As a member organization of the recently created Share the Gulf coalition, the Louisiana Restaurant Association is advocating for maintaining the current allocation of red snapper (51 percent commercial and 49 percent recreational) for current and any future increase in total catch allowed. We invite you to visit the Share the Gulf coalition website to learn more.
The Louisiana restaurant industry depends on fair and sustainably managed fisheries in the Gulf of Mexico. This means equal consideration for restaurant and consumers as well as recreational fishermen. We recognize that recreational anglers currently face harsh rules on some favorites like red snapper, grouper and others. At the same time, fishermen, seafood providers, restaurant owners and chefs with Share the Gulf are asking: How does taking fish from consumers help solve the problems facing anglers?

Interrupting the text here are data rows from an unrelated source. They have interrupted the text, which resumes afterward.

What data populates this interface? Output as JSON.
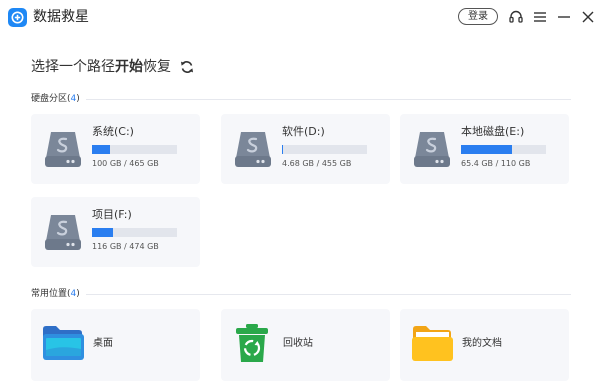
{
  "app": {
    "title": "数据救星",
    "login_label": "登录",
    "brand_color": "#1e88f5",
    "icons": [
      "headset-icon",
      "menu-icon",
      "minimize-icon",
      "close-icon"
    ]
  },
  "main": {
    "title_prefix": "选择一个路径",
    "title_strong": "开始",
    "title_suffix": "恢复",
    "refresh_icon": "refresh-icon"
  },
  "drives_section": {
    "label": "硬盘分区",
    "count_open": "(",
    "count": "4",
    "count_close": ")",
    "accent_color": "#2a7ef0",
    "items": [
      {
        "name": "系统(C:)",
        "size": "100 GB / 465 GB",
        "used_fraction": 0.215,
        "icon": "hard-drive-icon"
      },
      {
        "name": "软件(D:)",
        "size": "4.68 GB / 455 GB",
        "used_fraction": 0.012,
        "icon": "hard-drive-icon"
      },
      {
        "name": "本地磁盘(E:)",
        "size": "65.4 GB / 110 GB",
        "used_fraction": 0.595,
        "icon": "hard-drive-icon"
      },
      {
        "name": "项目(F:)",
        "size": "116 GB / 474 GB",
        "used_fraction": 0.245,
        "icon": "hard-drive-icon"
      }
    ]
  },
  "locations_section": {
    "label": "常用位置",
    "count_open": "(",
    "count": "4",
    "count_close": ")",
    "items": [
      {
        "name": "桌面",
        "icon": "desktop-folder-icon"
      },
      {
        "name": "回收站",
        "icon": "recycle-bin-icon"
      },
      {
        "name": "我的文档",
        "icon": "documents-folder-icon"
      }
    ]
  }
}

The current red snapper catches have seen a 70 percent increase in the total catch allowed in just the past five years. Commercial fishermen, seafood businesses and the consumer are reaping benefits because the Gulf of Mexico Fishery Management Council has considered stock assessments, NOAA data and public input in executing a management plan that has helped promote fish population recovery.

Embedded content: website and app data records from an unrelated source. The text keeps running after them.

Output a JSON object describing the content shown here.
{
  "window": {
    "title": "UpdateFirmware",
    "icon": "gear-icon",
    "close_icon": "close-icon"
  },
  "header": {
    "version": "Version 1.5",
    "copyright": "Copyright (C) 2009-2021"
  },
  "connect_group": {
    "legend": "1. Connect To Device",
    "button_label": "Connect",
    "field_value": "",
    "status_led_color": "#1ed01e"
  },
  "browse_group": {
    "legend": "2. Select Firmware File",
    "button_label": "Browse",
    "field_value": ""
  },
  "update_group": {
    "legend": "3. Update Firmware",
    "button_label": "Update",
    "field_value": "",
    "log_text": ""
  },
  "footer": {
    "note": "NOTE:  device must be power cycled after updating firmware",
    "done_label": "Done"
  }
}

Unfortunately, angling seasons continue to shrink, regardless of the increased total catch, because the underlying recreational management plan remains broken. Anglers are understandably angry, but assigning them more fish (reallocation) won’t help. Instead, it hurts more people and our industry’s access to the highly desirable fish our restaurants love to offer their guests.
Many of us enjoy recreational fishing with our families and friends, and we want our families to experience catching their own dinner. We also know that many of our guests enjoy recreational fishing.
In our view, we should encourage an engaged discussion including recreational fishing, harvesting, distributors and restaurant interests. Let’s talk about what everyone’s goals are and how we can achieve them together. Let’s stand up together and ask the Gulf of Mexico Fishery Management Council to focus their attention on recreational management plans that will actually extend seasons over the long-term, improve data collection and reporting and enhance sustainability.
The commercial management through the Gulf Council is working. We hope that similar success can lead to addressing the concerns and fishery management challenges for recreational interests as well.